Not only are these labels unkind, but they also stigmatize mental illness. Calling someone “disturbed” or “unstable” discounts real threats that people with mental illness suffer. Plus, it can cause any person to question their reality (and who their real friends are).
Words with a Negative Past
It’s not always clear how people used certain words in the past, as demonstrated by these two stigmatizing words:
People have historically used “spastic” to describe people with cerebral palsy or even Parkinson’s. As a result, it’s inappropriate to use it to describe someone who’s clumsy, excitable, or actually has a physical disability.
Then, there’s “hysterical.” In the past, husbands and male doctors would often describe women they were seeing as simply “hysterical” when they had health problems. This led to many female-specific medical problems being discounted, ignored, and under-diagnosed. Today, many people still use the word to dismiss and disparage passionate women. Learn more about the history of “hysteria” here.
That said, it’s no biggie to keep using “hysterical” to describe your favorite funny person.
Words That Mock Brain Differences
When it comes to stigmatizing words, these can be some of the worst:
By now, most people are aware it is unacceptable to call those with (or without) an intellectual disability the “R word.” That’s pretty settled by now. Then, there are people who are clinically brain dead after a massive trauma. It’s in poor taste at best, extremely harmful at worst, to use these words as an insult to any person’s intelligence—no matter their mental health.
Words Borrowed From Mental Diagnoses
Often, you may hear people jokingly describe themselves or others using these clinical diagnoses:
“Anorexic” gets thrown around as both an insult and a compliment, and either way, it’s damaging. It’s dangerous, perpetuates impossible beauty standards, and reinforces the incorrect assumption that someone’s body size correctly reflects their mental or physical health. Eating disorders are extremely serious and have the highest mortality rates of any mental illness.
As for the other words, you may hear people joke about these labels to exaggerate their personality traits. Having unpredictable or erratic moods is not the same as having bipolar disease or schizophrenia. Being meticulous and organized is not the same as having OCD (obsessive-compulsive disorder). Being easily distracted or unfocused is not the same as having ADHD.

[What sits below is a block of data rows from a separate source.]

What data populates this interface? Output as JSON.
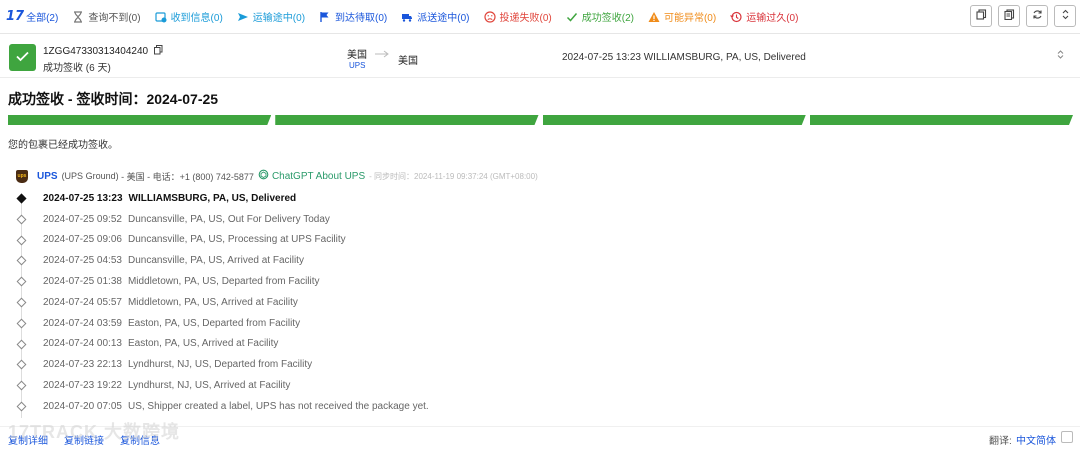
{
  "filters": {
    "logo": "17",
    "tabs": [
      {
        "label": "全部(2)",
        "icon": "logo",
        "color": "#1a56db"
      },
      {
        "label": "查询不到(0)",
        "icon": "hourglass-icon",
        "color": "#555555"
      },
      {
        "label": "收到信息(0)",
        "icon": "info-received-icon",
        "color": "#1a9bd8"
      },
      {
        "label": "运输途中(0)",
        "icon": "airplane-icon",
        "color": "#1a9bd8"
      },
      {
        "label": "到达待取(0)",
        "icon": "flag-icon",
        "color": "#1a56db"
      },
      {
        "label": "派送途中(0)",
        "icon": "delivery-truck-icon",
        "color": "#1a56db"
      },
      {
        "label": "投递失败(0)",
        "icon": "sad-face-icon",
        "color": "#e0463c"
      },
      {
        "label": "成功签收(2)",
        "icon": "check-icon",
        "color": "#3fa53f"
      },
      {
        "label": "可能异常(0)",
        "icon": "warning-icon",
        "color": "#f08c1a"
      },
      {
        "label": "运输过久(0)",
        "icon": "clock-history-icon",
        "color": "#d9343b"
      }
    ]
  },
  "package": {
    "tracking_number": "1ZGG47330313404240",
    "status": "成功签收 (6 天)",
    "origin_country": "美国",
    "carrier_short": "UPS",
    "dest_country": "美国",
    "last_event": "2024-07-25 13:23  WILLIAMSBURG, PA, US, Delivered",
    "status_color": "#3fa53f"
  },
  "detail": {
    "title": "成功签收 - 签收时间：2024-07-25",
    "description": "您的包裹已经成功签收。",
    "progress_segments": 4
  },
  "carrier": {
    "name": "UPS",
    "service": "(UPS Ground)",
    "country": "- 美国 -",
    "phone": "电话：+1 (800) 742-5877",
    "chatgpt": "ChatGPT About UPS",
    "sync": "- 同步时间：2024-11-19 09:37:24 (GMT+08:00)"
  },
  "events": [
    {
      "time": "2024-07-25 13:23",
      "desc": "WILLIAMSBURG, PA, US, Delivered"
    },
    {
      "time": "2024-07-25 09:52",
      "desc": "Duncansville, PA, US, Out For Delivery Today"
    },
    {
      "time": "2024-07-25 09:06",
      "desc": "Duncansville, PA, US, Processing at UPS Facility"
    },
    {
      "time": "2024-07-25 04:53",
      "desc": "Duncansville, PA, US, Arrived at Facility"
    },
    {
      "time": "2024-07-25 01:38",
      "desc": "Middletown, PA, US, Departed from Facility"
    },
    {
      "time": "2024-07-24 05:57",
      "desc": "Middletown, PA, US, Arrived at Facility"
    },
    {
      "time": "2024-07-24 03:59",
      "desc": "Easton, PA, US, Departed from Facility"
    },
    {
      "time": "2024-07-24 00:13",
      "desc": "Easton, PA, US, Arrived at Facility"
    },
    {
      "time": "2024-07-23 22:13",
      "desc": "Lyndhurst, NJ, US, Departed from Facility"
    },
    {
      "time": "2024-07-23 19:22",
      "desc": "Lyndhurst, NJ, US, Arrived at Facility"
    },
    {
      "time": "2024-07-20 07:05",
      "desc": "US, Shipper created a label, UPS has not received the package yet."
    }
  ],
  "footer": {
    "copy_detail": "复制详细",
    "copy_link": "复制链接",
    "copy_info": "复制信息",
    "translate_label": "翻译:",
    "language": "中文简体"
  },
  "watermark": "17TRACK 大数跨境"
}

All of these conditions (including anorexia nervosa) can seriously impair a person’s quality of life. Intrusive thoughts, uncontrollable tremors, and mental distress can disrupt and derail a person’s ability to function to the best of their capabilities. It’s no surprise that all of these conditions increase someone’s risk of suicidal ideation.
Speaking of which…

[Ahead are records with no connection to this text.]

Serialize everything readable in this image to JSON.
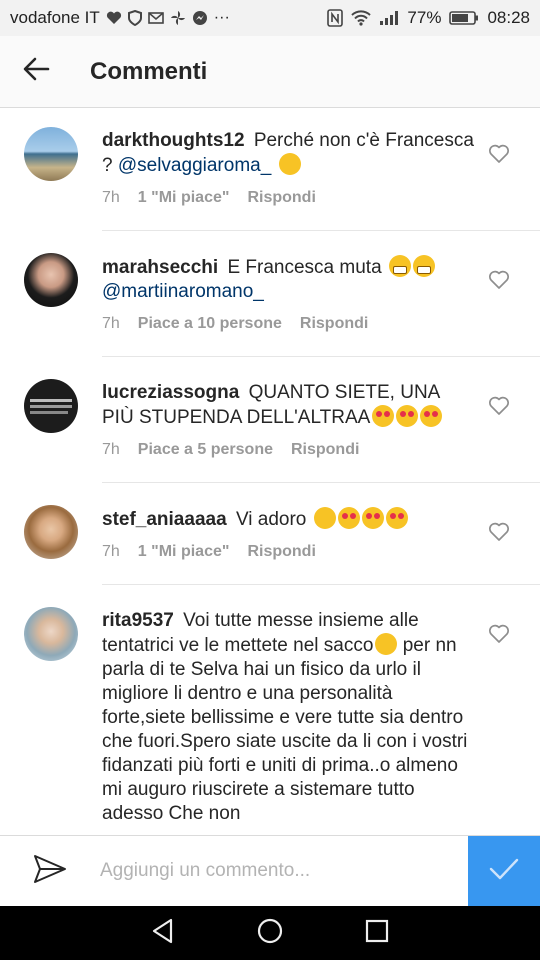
{
  "status_bar": {
    "carrier": "vodafone IT",
    "battery": "77%",
    "time": "08:28"
  },
  "header": {
    "title": "Commenti"
  },
  "comments": [
    {
      "username": "darkthoughts12",
      "text": "Perché non c'è Francesca ?",
      "mention": "@selvaggiaroma_",
      "time": "7h",
      "likes": "1 \"Mi piace\"",
      "reply": "Rispondi"
    },
    {
      "username": "marahsecchi",
      "text": "E Francesca muta",
      "mention": "@martiinaromano_",
      "time": "7h",
      "likes": "Piace a 10 persone",
      "reply": "Rispondi"
    },
    {
      "username": "lucreziassogna",
      "text": "QUANTO SIETE, UNA PIÙ STUPENDA DELL'ALTRAA",
      "time": "7h",
      "likes": "Piace a 5 persone",
      "reply": "Rispondi"
    },
    {
      "username": "stef_aniaaaaa",
      "text": "Vi adoro",
      "time": "7h",
      "likes": "1 \"Mi piace\"",
      "reply": "Rispondi"
    },
    {
      "username": "rita9537",
      "text": "Voi tutte messe insieme alle tentatrici ve le mettete nel sacco",
      "text2": "per nn parla di te Selva hai un fisico da urlo il migliore li dentro e una personalità forte,siete bellissime e vere tutte sia dentro che fuori.Spero siate uscite da li con i vostri fidanzati più forti e uniti di prima..o almeno mi auguro riuscirete a sistemare tutto adesso Che non"
    }
  ],
  "input": {
    "placeholder": "Aggiungi un commento..."
  },
  "icons": {
    "back": "arrow-left-icon",
    "like": "heart-outline-icon",
    "send": "paper-plane-icon",
    "post": "checkmark-icon"
  },
  "colors": {
    "accent": "#3897f0",
    "mention": "#003569",
    "meta": "#999999"
  }
}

Joking About Suicide
Don’t use suicide to exaggerate or joke about your frustration. Suicidal ideation is not to be taken lightly. As society gets better at helping people who are having suicidal ideation, it’s crucial that people avoid joking about it or causing “false alarms.” If you or a loved one are having intrusive thoughts about ending your life, reach out to your mental health professional or call the National Suicide Prevention Lifeline at 1-800-273-8255.
Yes, there’s a lot to learn, and you might not get everything right at first. Still, simply making this effort could be the difference between life or death. After all, stigma has long prevented many people from seeking the help they needed and deserved.
- When It Comes to Mental Illness, Words Matter. Birmingham, AL: UAB Medicine. (Accessed on June 15, 2021)
- Rose D, Thornicroft G, Pinfold V, Kassam A. 250 labels used to stigmatise people with mental illness. BMC Health Serv Res. 2007; 7: 97.
- Why the language we use to describe mental health matters. London, U.K.: Mental Health Foundation, 2019. (Accessed on June 15, 2021)
- Should We Discard the Term "High Functioning" in Autism? New York, N.Y.: Psychology Today, 2019. (Accessed on June 15, 2021)
- Inclusive Language for Talking About People With Intellectual Disabilities. Washington, D.C.: Special Olympics. (Accessed on June 15, 2021)
- Nash C MD, Hawkins A MD FRCPC, Kawchuk J MD FRCPC, Shea, SMD FRCPC. What’s in a name? Attitudes surrounding the use of the term ‘mental retardation’. Paediatr Child Health. 2012 Feb; 17(2): 71–74.